Although it’s probably too early to make hard-and-fast judgments about the direction of the Rudd government’s foreign policy, there’s a real danger that these early moves suggest he’s begun to steadily edge towards what State Scene has for years called ‘The Evatt Syndrome’, something left-of-centre academics and many Labor MPs have been promoting since the early 1950s.
For reasons that have never been adequately explained by historians and Evatt biographers, the one-time Labor leader and foreign minister, Herbert Evatt, envisaged Australia becoming a neutralist power that aligned itself with what subsequently became known as non-aligned nations.
It’s noteworthy that Dr Evatt, undoubtedly Labor’s strangest-ever leader, which is saying something, has been described by High Court judge, Michael Kirby, thus: “As a school boy I admired Evatt for the struggle against the Communist Party Dissolution Act. I knew nothing of his titanic temper, his outrageous suspicions, the flaws in his personality and the flaws in his judgment that are so well documented as to be incontestable. His temper would often lead to extreme unforgivable rudeness to those about him.”
If that’s the unpublicised agenda of the Rudd government, it’s a matter of grave concern, since it will mean steadily moving towards New Zealand’s neutralist path, and eventually breaking with the US whose army, navy and air force saved both south-west Pacific European outposts during 1942-43, the only time an East Asian power has sought to enslave Australians and Kiwis.
Most forget that the fighting at Guadalcanal, in the Solomons, by the Americans, against, ironically, the Japanese, was undertaken because Tokyo sought to firstly conquer New Zealand, after which Australia was to be permanently cut-off from the US west coast.
Auckland, Wellington and Christchurch were the targets, just as Nanking, Hong Kong, Saigon and Singapore had been earlier.
Australia’s capitals, including Perth, and their hinterlands, would have followed.
State Scene wishes to be absolutely clear on this – neutralism isn’t being criticised just for the heck of it.
Several countries, Switzerland and Sweden for instance, have opted for neutralism.
But both, which are shielded by the American-backed NATO, are highly-armed societies tucked away within Europe.
If Australia wishes to tread down that path, then a combined army far larger than we and NZ presently have will be essential.
And our joint navies should be boosted by at least a factor of five with, especially a substantially beefed-up joint submarine service being crucial.
The same applies to both air forces.
It’s worth noting, however, that NZ is effectively without an air force.
Simply put, we’re talking of joint ANZAC defence outlays that go into the many more billions annually, something NZ’s leftist Clark government would never countenance.
And where are the signs of a coming major boost to defence spending by the razor gang of Treasurer Wayne Swan and Finance Minister Lindsay Tanner?
Neutralism without markedly boosted armed forces is fantasy, the type that Labor’s strangest-ever leader, Dr Evatt, harboured once American forces had literally saved distant Australians and New Zealanders from a fate on a par with death.

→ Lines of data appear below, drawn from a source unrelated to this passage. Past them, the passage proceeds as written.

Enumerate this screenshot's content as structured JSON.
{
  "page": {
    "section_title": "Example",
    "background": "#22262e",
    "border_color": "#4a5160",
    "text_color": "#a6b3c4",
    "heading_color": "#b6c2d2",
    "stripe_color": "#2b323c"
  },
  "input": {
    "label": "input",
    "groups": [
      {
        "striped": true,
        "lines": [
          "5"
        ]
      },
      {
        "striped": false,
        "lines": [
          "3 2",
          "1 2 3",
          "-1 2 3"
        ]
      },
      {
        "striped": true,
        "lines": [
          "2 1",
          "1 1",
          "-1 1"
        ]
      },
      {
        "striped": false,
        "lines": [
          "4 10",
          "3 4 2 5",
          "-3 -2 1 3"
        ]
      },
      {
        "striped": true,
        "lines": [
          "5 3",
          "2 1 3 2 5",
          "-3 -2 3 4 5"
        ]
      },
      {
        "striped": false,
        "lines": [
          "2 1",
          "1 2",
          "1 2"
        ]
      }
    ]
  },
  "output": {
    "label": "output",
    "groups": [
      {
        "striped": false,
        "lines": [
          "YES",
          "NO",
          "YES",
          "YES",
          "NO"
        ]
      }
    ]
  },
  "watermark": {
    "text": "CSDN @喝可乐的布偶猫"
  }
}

Japan today is an ally, one that’s as concerned as the US about China’s military expansion.
Putting democratic Japan way behind authoritarian China is, to say the least, a strange thing to do – accidentally or otherwise.
The Japanese will undoubtedly show understanding when Mr Rudd finally meets Mr Fukuda.
But the damage is done. Everyone can forgive. But will they forget?